Winter weather conditions can become severe or hazardous with little or no warning. Proper preparation plus a knowledge of weather conditions can reduce potential harmful effects to you and your family.
Winter storm events can take two significant forms:
• A major winter snow blizzard – the primary issues are the varying degree of snowfall, wind, temperature, and visibility. Travel becomes difficult or impossible. Blizzards come in on a wave of cold Arctic air, bringing snow, bitter cold, high winds and poor visibility.
• A major winter ice storm – an event accompanied with heavy snow or ice, significant winds, plus the loss of provincial, municipal, and/or public utility services, particularly electrical and communication services. Freezing rain or drizzle coats roads, trees, and hydro lines causing dangerous driving conditions and power failure.
The length of either of these events can be as short as a few hours or as long as 3 days or more. On average, the storms and cold of winter kill more than 100 people every year which is more than the total number of people killed by hurricanes, tornadoes, floods, lightning, and extreme heat.
Residents should be prepared to look after themselves for 72-hours until help can arrive. Making a family emergency plan and preparing a 72-hour Disaster Preparedness Kit can help make this possible. See the Emergency Kits section for information on building a Disaster Preparedness Kit.
A basic landline phone can be used during a power outage.
Protective clothing if you must go outdoors:
• Wear several layers of loose-fitting, light-weight clothing. This will keep you warmer than a single heavy layer of clothing. The outer garment should be tightly woven and water resistant.

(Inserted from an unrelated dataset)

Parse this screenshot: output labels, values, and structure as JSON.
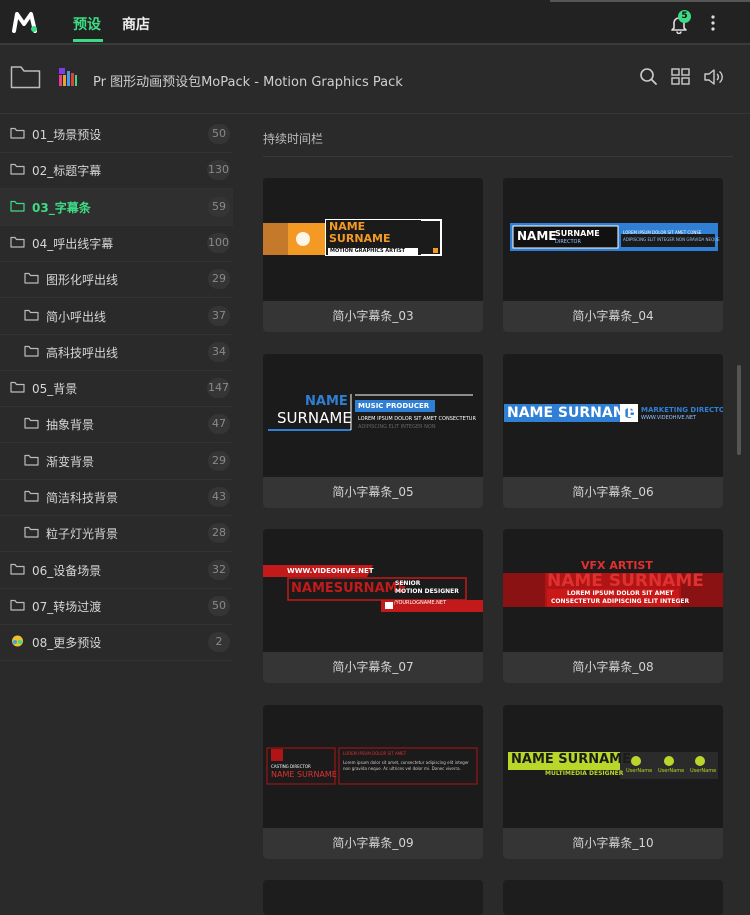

• Wear mittens, not gloves, for more warmth and protection.
• Wear a hood or hat. You lose much of your body heat from the head and face area.
What to do in a winter storm:
• When a winter storm (blizzard or ice) is forecast, stay tuned for updates.
• Be prepared in case of a power failure. Have a good supply of food and fuel on hand.
• Wait out the storm indoors, and avoid unnecessary travel.
• If you must go outdoors, dress for the weather.
• Sidewalks and streets may be icy, so use extreme caution.
• String a lifeline between your house and any outbuildings you many have to go to during a blizzard.
• The best safety precaution during severe weather conditions is to avoid travelling. However, if you must drive, be prepared.
• Have your vehicle tuned-up for winter driving and keep your vehicle full of fuel.
• Plan your trips in advance and drive on well-travelled roads.
• If you plan to go on a trip, tell family or friends of your route, the time you leave or the time you expect to be at your destination.
• Listen to the radio for weather updates.
• If driving conditions become serious, turn back or stop on the side of the road.
• Carry a winter survival kit. See the Emergency Kits section for suggestions.
If you get trapped in your vehicle, stay with the vehicle. DO NOT panic and remember the following:
• Avoid exposure and overexertion.
• Check the exhaust pipe to ensure it is not blocked with snow.
• Keep a window partially opened.
• Run the engine sparingly for heat.
• Avoid overuse of headlights as they will wear down the battery. Use the interior dome light sparingly at night, as an emergency signal.
• Exercise by moving your arms and legs.
• DO NOT let all occupants sleep at the same time.
• Keep watch for searchers and other traffic.
Severe weather conditions may result in power failures which can affect your home heating system. Anticipate possible heating system failures by preparing these materials in advance.
• Keep a battery powered radio, flashlight and extra batteries. The radio and flashlight should use the same size batteries.
• Keep a supply of candles and matches on hand.
• Keep adequate food stocks and medical supplies on hand.
• Have a CSA-approved alternate heat source.
• If you have a wood stove or fireplace, have the chimney cleaned at least once a year.
• Check your home fuel supplies such as wood, heating oil, kerosene, etc. DO NOT store liquid fuels in the house.
Heating system failure precautions:
If your heating system fails, take these precautions.
• Stay calm – your house will keep you warm for several hours.
• Avoid opening doors unnecessarily.
• During a power failure, turn off all electrical appliances.
• Begin using your alternate heating unit before the house cools down.
• If freezing is possible, turn off the main water valve, drain the water lines and put antifreeze in the toilet bowl, sink and bath drains. The hot water heater should also be turned off and drained.
• Check operator manuals of major appliances for frost protection requirements.
• Listen to the radio for emergency instructions.
If you have pets:
• Keep extra food/feed on hand.
• Provide shelter for animals, especially young and small animals or pets.
• Keep the water source flowing. Most animals die from dehydration because the water source was frozen, not from lack of food. For household pets, keep them inside or in a dry place.